▶ [TASK INSTRUCTIONS]:
Give back the full data character for character.

▶ [ENTRIES SUPPLIED]:

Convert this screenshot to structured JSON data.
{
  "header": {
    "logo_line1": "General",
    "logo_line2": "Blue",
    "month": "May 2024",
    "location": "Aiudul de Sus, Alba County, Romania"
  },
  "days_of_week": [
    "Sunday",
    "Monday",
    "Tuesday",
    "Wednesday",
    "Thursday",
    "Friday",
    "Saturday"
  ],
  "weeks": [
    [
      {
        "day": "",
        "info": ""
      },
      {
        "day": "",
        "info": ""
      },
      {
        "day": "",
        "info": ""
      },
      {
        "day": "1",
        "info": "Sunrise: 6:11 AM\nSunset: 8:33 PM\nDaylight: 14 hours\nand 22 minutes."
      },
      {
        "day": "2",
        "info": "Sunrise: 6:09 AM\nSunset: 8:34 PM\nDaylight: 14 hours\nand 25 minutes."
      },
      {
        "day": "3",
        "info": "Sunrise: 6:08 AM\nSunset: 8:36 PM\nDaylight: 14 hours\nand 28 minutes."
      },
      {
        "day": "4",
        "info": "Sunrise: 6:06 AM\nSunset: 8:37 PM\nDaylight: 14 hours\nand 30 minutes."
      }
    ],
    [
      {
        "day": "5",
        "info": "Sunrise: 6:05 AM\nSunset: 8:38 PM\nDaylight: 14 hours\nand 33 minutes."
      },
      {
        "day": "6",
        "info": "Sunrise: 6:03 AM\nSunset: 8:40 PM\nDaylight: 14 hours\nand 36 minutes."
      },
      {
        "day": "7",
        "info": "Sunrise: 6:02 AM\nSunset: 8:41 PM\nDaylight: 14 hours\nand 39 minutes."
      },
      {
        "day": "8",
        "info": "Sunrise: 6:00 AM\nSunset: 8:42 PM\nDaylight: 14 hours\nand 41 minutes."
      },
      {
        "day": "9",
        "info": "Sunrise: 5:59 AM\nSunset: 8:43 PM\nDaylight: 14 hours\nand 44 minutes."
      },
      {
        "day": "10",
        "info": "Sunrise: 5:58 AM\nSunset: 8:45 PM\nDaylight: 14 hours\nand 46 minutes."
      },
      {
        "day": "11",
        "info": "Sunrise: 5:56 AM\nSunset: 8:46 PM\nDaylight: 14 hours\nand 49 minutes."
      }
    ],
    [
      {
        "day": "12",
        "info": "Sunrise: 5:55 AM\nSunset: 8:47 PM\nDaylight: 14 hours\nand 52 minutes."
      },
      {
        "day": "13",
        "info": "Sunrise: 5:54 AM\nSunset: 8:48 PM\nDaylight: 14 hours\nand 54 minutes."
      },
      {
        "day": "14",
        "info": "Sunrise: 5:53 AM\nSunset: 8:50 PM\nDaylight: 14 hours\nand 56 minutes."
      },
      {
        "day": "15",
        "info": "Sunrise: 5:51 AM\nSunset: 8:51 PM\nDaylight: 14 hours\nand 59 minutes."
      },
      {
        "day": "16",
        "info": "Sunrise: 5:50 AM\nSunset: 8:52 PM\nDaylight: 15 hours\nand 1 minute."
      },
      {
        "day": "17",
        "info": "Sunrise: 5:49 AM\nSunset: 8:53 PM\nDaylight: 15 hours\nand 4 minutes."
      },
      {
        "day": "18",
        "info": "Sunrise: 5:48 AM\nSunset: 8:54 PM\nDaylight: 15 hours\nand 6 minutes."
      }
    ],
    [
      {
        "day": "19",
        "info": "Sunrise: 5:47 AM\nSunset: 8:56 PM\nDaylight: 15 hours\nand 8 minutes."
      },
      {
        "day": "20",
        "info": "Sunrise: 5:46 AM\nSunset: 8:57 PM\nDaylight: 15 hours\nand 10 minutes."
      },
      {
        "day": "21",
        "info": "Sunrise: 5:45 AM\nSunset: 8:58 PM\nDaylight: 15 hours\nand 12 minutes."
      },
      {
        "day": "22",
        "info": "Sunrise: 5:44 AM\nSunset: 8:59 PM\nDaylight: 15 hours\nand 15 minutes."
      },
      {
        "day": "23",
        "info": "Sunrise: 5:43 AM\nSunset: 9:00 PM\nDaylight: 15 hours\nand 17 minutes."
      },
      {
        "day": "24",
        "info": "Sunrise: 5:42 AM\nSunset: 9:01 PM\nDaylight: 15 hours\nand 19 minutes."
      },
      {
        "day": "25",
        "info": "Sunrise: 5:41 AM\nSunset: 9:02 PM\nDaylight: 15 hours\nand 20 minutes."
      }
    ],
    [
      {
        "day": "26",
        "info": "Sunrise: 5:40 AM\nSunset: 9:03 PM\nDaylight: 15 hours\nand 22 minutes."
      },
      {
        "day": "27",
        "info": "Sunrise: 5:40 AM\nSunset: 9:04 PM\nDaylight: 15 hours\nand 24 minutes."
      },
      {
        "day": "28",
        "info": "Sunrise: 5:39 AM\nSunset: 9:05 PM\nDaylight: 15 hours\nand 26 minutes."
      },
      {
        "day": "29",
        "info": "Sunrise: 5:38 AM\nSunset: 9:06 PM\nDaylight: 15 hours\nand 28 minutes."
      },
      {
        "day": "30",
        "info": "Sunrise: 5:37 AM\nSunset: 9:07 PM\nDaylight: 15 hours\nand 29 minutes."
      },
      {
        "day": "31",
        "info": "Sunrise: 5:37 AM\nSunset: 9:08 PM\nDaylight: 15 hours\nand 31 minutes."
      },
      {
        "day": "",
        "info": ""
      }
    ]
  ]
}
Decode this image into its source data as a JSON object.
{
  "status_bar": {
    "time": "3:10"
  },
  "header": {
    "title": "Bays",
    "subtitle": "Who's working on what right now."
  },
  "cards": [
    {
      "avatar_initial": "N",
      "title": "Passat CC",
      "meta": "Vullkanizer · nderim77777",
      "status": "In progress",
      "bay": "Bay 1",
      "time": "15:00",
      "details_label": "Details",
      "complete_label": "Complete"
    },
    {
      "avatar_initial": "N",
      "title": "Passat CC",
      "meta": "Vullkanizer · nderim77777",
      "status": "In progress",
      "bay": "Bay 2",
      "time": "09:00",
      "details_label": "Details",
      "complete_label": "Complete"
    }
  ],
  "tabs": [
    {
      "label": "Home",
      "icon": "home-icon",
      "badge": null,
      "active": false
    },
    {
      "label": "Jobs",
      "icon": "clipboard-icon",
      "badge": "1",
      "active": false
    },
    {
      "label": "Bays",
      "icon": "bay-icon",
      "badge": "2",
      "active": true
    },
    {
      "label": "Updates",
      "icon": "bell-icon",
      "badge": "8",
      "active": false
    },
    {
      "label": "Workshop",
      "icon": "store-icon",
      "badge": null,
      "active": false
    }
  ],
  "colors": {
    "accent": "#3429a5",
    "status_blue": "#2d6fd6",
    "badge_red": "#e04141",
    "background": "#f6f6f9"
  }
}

▶ [OUTPUT]:
Convert this screenshot to structured JSON data.
{
  "header": {
    "logo_line1": "General",
    "logo_line2": "Blue",
    "month": "May 2024",
    "location": "Aiudul de Sus, Alba County, Romania"
  },
  "days_of_week": [
    "Sunday",
    "Monday",
    "Tuesday",
    "Wednesday",
    "Thursday",
    "Friday",
    "Saturday"
  ],
  "weeks": [
    [
      {
        "day": "",
        "info": ""
      },
      {
        "day": "",
        "info": ""
      },
      {
        "day": "",
        "info": ""
      },
      {
        "day": "1",
        "info": "Sunrise: 6:11 AM\nSunset: 8:33 PM\nDaylight: 14 hours\nand 22 minutes."
      },
      {
        "day": "2",
        "info": "Sunrise: 6:09 AM\nSunset: 8:34 PM\nDaylight: 14 hours\nand 25 minutes."
      },
      {
        "day": "3",
        "info": "Sunrise: 6:08 AM\nSunset: 8:36 PM\nDaylight: 14 hours\nand 28 minutes."
      },
      {
        "day": "4",
        "info": "Sunrise: 6:06 AM\nSunset: 8:37 PM\nDaylight: 14 hours\nand 30 minutes."
      }
    ],
    [
      {
        "day": "5",
        "info": "Sunrise: 6:05 AM\nSunset: 8:38 PM\nDaylight: 14 hours\nand 33 minutes."
      },
      {
        "day": "6",
        "info": "Sunrise: 6:03 AM\nSunset: 8:40 PM\nDaylight: 14 hours\nand 36 minutes."
      },
      {
        "day": "7",
        "info": "Sunrise: 6:02 AM\nSunset: 8:41 PM\nDaylight: 14 hours\nand 39 minutes."
      },
      {
        "day": "8",
        "info": "Sunrise: 6:00 AM\nSunset: 8:42 PM\nDaylight: 14 hours\nand 41 minutes."
      },
      {
        "day": "9",
        "info": "Sunrise: 5:59 AM\nSunset: 8:43 PM\nDaylight: 14 hours\nand 44 minutes."
      },
      {
        "day": "10",
        "info": "Sunrise: 5:58 AM\nSunset: 8:45 PM\nDaylight: 14 hours\nand 46 minutes."
      },
      {
        "day": "11",
        "info": "Sunrise: 5:56 AM\nSunset: 8:46 PM\nDaylight: 14 hours\nand 49 minutes."
      }
    ],
    [
      {
        "day": "12",
        "info": "Sunrise: 5:55 AM\nSunset: 8:47 PM\nDaylight: 14 hours\nand 52 minutes."
      },
      {
        "day": "13",
        "info": "Sunrise: 5:54 AM\nSunset: 8:48 PM\nDaylight: 14 hours\nand 54 minutes."
      },
      {
        "day": "14",
        "info": "Sunrise: 5:53 AM\nSunset: 8:50 PM\nDaylight: 14 hours\nand 56 minutes."
      },
      {
        "day": "15",
        "info": "Sunrise: 5:51 AM\nSunset: 8:51 PM\nDaylight: 14 hours\nand 59 minutes."
      },
      {
        "day": "16",
        "info": "Sunrise: 5:50 AM\nSunset: 8:52 PM\nDaylight: 15 hours\nand 1 minute."
      },
      {
        "day": "17",
        "info": "Sunrise: 5:49 AM\nSunset: 8:53 PM\nDaylight: 15 hours\nand 4 minutes."
      },
      {
        "day": "18",
        "info": "Sunrise: 5:48 AM\nSunset: 8:54 PM\nDaylight: 15 hours\nand 6 minutes."
      }
    ],
    [
      {
        "day": "19",
        "info": "Sunrise: 5:47 AM\nSunset: 8:56 PM\nDaylight: 15 hours\nand 8 minutes."
      },
      {
        "day": "20",
        "info": "Sunrise: 5:46 AM\nSunset: 8:57 PM\nDaylight: 15 hours\nand 10 minutes."
      },
      {
        "day": "21",
        "info": "Sunrise: 5:45 AM\nSunset: 8:58 PM\nDaylight: 15 hours\nand 12 minutes."
      },
      {
        "day": "22",
        "info": "Sunrise: 5:44 AM\nSunset: 8:59 PM\nDaylight: 15 hours\nand 15 minutes."
      },
      {
        "day": "23",
        "info": "Sunrise: 5:43 AM\nSunset: 9:00 PM\nDaylight: 15 hours\nand 17 minutes."
      },
      {
        "day": "24",
        "info": "Sunrise: 5:42 AM\nSunset: 9:01 PM\nDaylight: 15 hours\nand 19 minutes."
      },
      {
        "day": "25",
        "info": "Sunrise: 5:41 AM\nSunset: 9:02 PM\nDaylight: 15 hours\nand 20 minutes."
      }
    ],
    [
      {
        "day": "26",
        "info": "Sunrise: 5:40 AM\nSunset: 9:03 PM\nDaylight: 15 hours\nand 22 minutes."
      },
      {
        "day": "27",
        "info": "Sunrise: 5:40 AM\nSunset: 9:04 PM\nDaylight: 15 hours\nand 24 minutes."
      },
      {
        "day": "28",
        "info": "Sunrise: 5:39 AM\nSunset: 9:05 PM\nDaylight: 15 hours\nand 26 minutes."
      },
      {
        "day": "29",
        "info": "Sunrise: 5:38 AM\nSunset: 9:06 PM\nDaylight: 15 hours\nand 28 minutes."
      },
      {
        "day": "30",
        "info": "Sunrise: 5:37 AM\nSunset: 9:07 PM\nDaylight: 15 hours\nand 29 minutes."
      },
      {
        "day": "31",
        "info": "Sunrise: 5:37 AM\nSunset: 9:08 PM\nDaylight: 15 hours\nand 31 minutes."
      },
      {
        "day": "",
        "info": ""
      }
    ]
  ]
}
Decode this image into its source data as a JSON object.
{
  "status_bar": {
    "time": "3:10"
  },
  "header": {
    "title": "Bays",
    "subtitle": "Who's working on what right now."
  },
  "cards": [
    {
      "avatar_initial": "N",
      "title": "Passat CC",
      "meta": "Vullkanizer · nderim77777",
      "status": "In progress",
      "bay": "Bay 1",
      "time": "15:00",
      "details_label": "Details",
      "complete_label": "Complete"
    },
    {
      "avatar_initial": "N",
      "title": "Passat CC",
      "meta": "Vullkanizer · nderim77777",
      "status": "In progress",
      "bay": "Bay 2",
      "time": "09:00",
      "details_label": "Details",
      "complete_label": "Complete"
    }
  ],
  "tabs": [
    {
      "label": "Home",
      "icon": "home-icon",
      "badge": null,
      "active": false
    },
    {
      "label": "Jobs",
      "icon": "clipboard-icon",
      "badge": "1",
      "active": false
    },
    {
      "label": "Bays",
      "icon": "bay-icon",
      "badge": "2",
      "active": true
    },
    {
      "label": "Updates",
      "icon": "bell-icon",
      "badge": "8",
      "active": false
    },
    {
      "label": "Workshop",
      "icon": "store-icon",
      "badge": null,
      "active": false
    }
  ],
  "colors": {
    "accent": "#3429a5",
    "status_blue": "#2d6fd6",
    "badge_red": "#e04141",
    "background": "#f6f6f9"
  }
}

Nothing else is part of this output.